Lung regional stress and strain as a function of posture and ventilatory mode
2011 (English)In: Journal of applied physiology, ISSN 8750-7587, E-ISSN 1522-1601, Vol. 110, no 5, 1374-1383 p.Article in journal (Refereed) Published
During positive-pressure ventilation parenchymal deformation can be assessed as strain ( volume increase above functional residual capacity) in response to stress (transpulmonary pressure). The aim of this study was to explore the relationship between stress and strain on the regional level using computed tomography in anesthetized healthy pigs in two postures and two patterns of breathing. Airway opening and esophageal pressures were used to calculate stress; change of gas content as assessed from computed tomography was used to calculate strain. Static stress-strain curves and dynamic strain-time curves were constructed, the latter during the inspiratory phase of volume and pressure-controlled ventilation, both in supine and prone position. The lung was divided into nondependent, intermediate, dependent, and central regions: their curves were modeled by exponential regression and examined for statistically significant differences. In all the examined regions, there were strong but different exponential relations between stress and strain. During mechanical ventilation, the end-inspiratory strain was higher in the dependent than in the nondependent regions. No differences between volume- and pressure-controlled ventilation were found. However, during volume control ventilation, prone positioning decreased the end-inspiratory strain of dependent regions and increased it in nondependent regions, resulting in reduced strain gradient. Strain is inhomogeneously distributed within the healthy lung. Prone positioning attenuates differences between dependent and nondependent regions. The regional effects of ventilatory mode and body positioning should be further explored in patients with acute lung injury.
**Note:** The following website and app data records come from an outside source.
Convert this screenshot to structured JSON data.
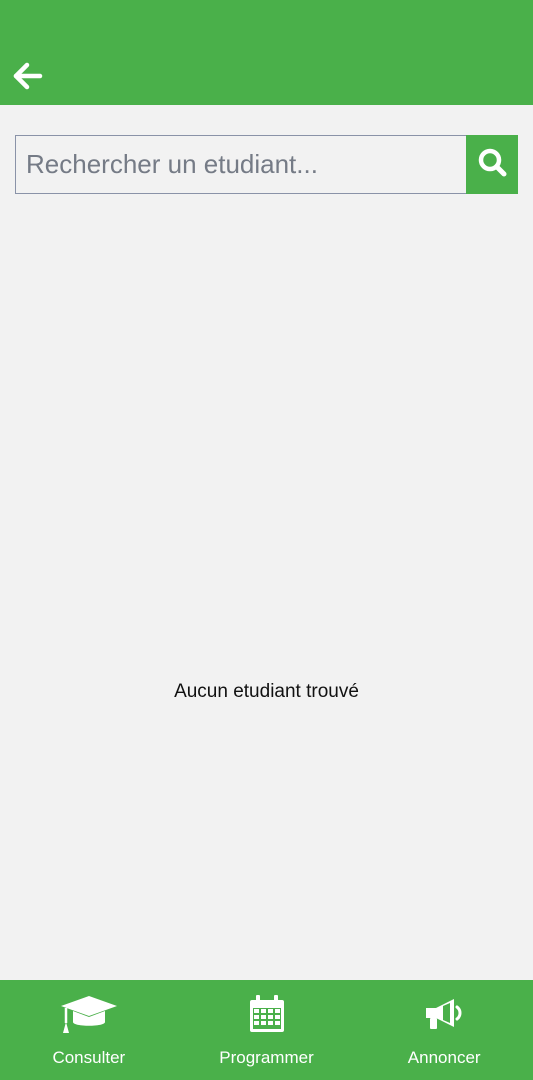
{
  "header": {
    "back_icon": "arrow-left-icon"
  },
  "search": {
    "placeholder": "Rechercher un etudiant...",
    "value": "",
    "button_icon": "search-icon"
  },
  "main": {
    "empty_message": "Aucun etudiant trouvé"
  },
  "bottom_nav": {
    "items": [
      {
        "label": "Consulter",
        "icon": "graduation-cap-icon"
      },
      {
        "label": "Programmer",
        "icon": "calendar-icon"
      },
      {
        "label": "Annoncer",
        "icon": "megaphone-icon"
      }
    ]
  },
  "colors": {
    "accent": "#4ab04a",
    "background": "#f2f2f2",
    "nav_text": "#ffffff"
  }
}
Place, publisher, year, edition, pages
2011. Vol. 110, no 5, 1374-1383 p.
computed tomography, swine, mechanical ventilation, supine, prone, regional lung mechanics
Medical and Health Sciences
IdentifiersURN: urn:nbn:se:uu:diva-154294DOI: 10.1152/japplphysiol.00439.2010ISI: 000290472400032PubMedID: 21393463OAI: oai:DiVA.org:uu-154294DiVA: diva2:419913